Start your day west of downtown at the Market District (Randolph, Fulton, and Lake streets), where vegetable markets, meatpackers, and fishmongers cozy up to galleries and urban residential lofts. Here, you'll also find some of the city's best restaurants and most popular nightclubs.

If it's a cold day and you want to spend some time indoors, while away the hours at the Art Institute of Chicago (111 South Michigan Avenue, 312-443-3600,, which houses 300,000 works of art. Pick your favorites - Monet? Picasso? - and stare away.

The business-lunch crowd dominates Italian Village (71 West Monroe Street, 312-332-7005), which has been serving enormous plates of pasta for almost 80 years. It's busy, but low lighting and intimate seating create a cozy dining ambience, while an impressive wine list has garnered Wine Spectator's Grand Award annually since 1984.

April through November, there's no better way to see the city's historic and architectural highlights than aboard the Chicago Architecture Foundation's River Cruises (312-922-3432,, narrated­ by Chicago enthusiasts who know every detail about the city's skyscrapers. The organization also offers terrific, informative walking tours. Any time of year is right to visit Jackson Park's Museum of Science and Industry (5700 South Lake Shore Drive, 773-684-9844, www.msi­, where you can walk through a human heart and check out another 2,000 or so amazing exhibits in 75 halls.

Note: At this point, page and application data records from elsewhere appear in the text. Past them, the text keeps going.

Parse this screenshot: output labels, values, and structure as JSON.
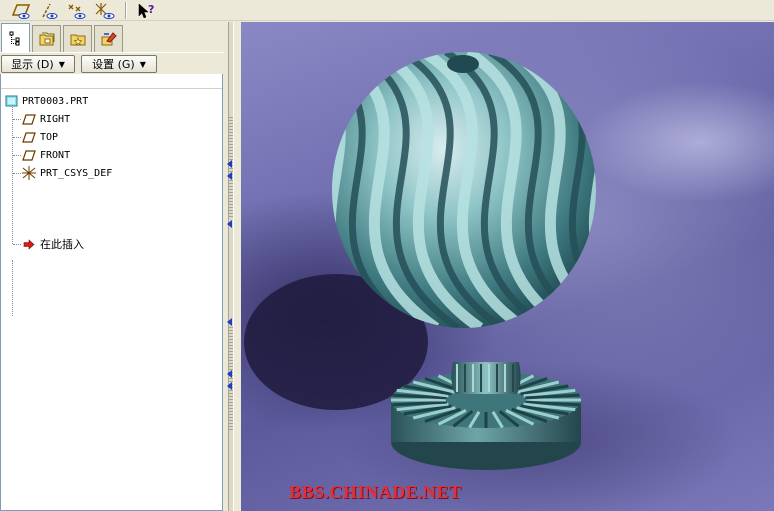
{
  "toolbar": {
    "buttons": [
      {
        "icon": "datum-plane-display-icon"
      },
      {
        "icon": "datum-axis-display-icon"
      },
      {
        "icon": "datum-point-display-icon"
      },
      {
        "icon": "coordinate-system-display-icon"
      },
      {
        "icon": "context-help-icon"
      }
    ]
  },
  "left_panel": {
    "tabs": [
      {
        "icon": "model-tree-icon",
        "active": true
      },
      {
        "icon": "folder-browser-icon",
        "active": false
      },
      {
        "icon": "favorites-icon",
        "active": false
      },
      {
        "icon": "connections-icon",
        "active": false
      }
    ],
    "show_menu": "显示 (D)",
    "settings_menu": "设置 (G)"
  },
  "model_tree": {
    "root": "PRT0003.PRT",
    "items": [
      {
        "label": "RIGHT",
        "icon": "datum-plane-icon"
      },
      {
        "label": "TOP",
        "icon": "datum-plane-icon"
      },
      {
        "label": "FRONT",
        "icon": "datum-plane-icon"
      },
      {
        "label": "PRT_CSYS_DEF",
        "icon": "coordinate-system-icon"
      }
    ],
    "insert_here": "在此插入"
  },
  "graphics": {
    "model": "spiral-ribbed-sphere-on-fluted-pedestal",
    "watermark": "BBS.CHINADE.NET"
  },
  "colors": {
    "model_teal": "#5f9a9c",
    "background_purple": "#6e6cae",
    "watermark_red": "#e0303a"
  }
}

At sunset, stroll along the lake before dining at the Capital Grille (633 North Saint Clair Street, 312-337-9400), a classic steak house where pictures of past and present important Chicagoans adorn the walls. Dry-aged steaks are grilled with butter and fresh garlic and served with generous sides. After dinner, it's Chicago blues at Buddy Guy's Legends (754 South Wabash Avenue, 312-427-0333,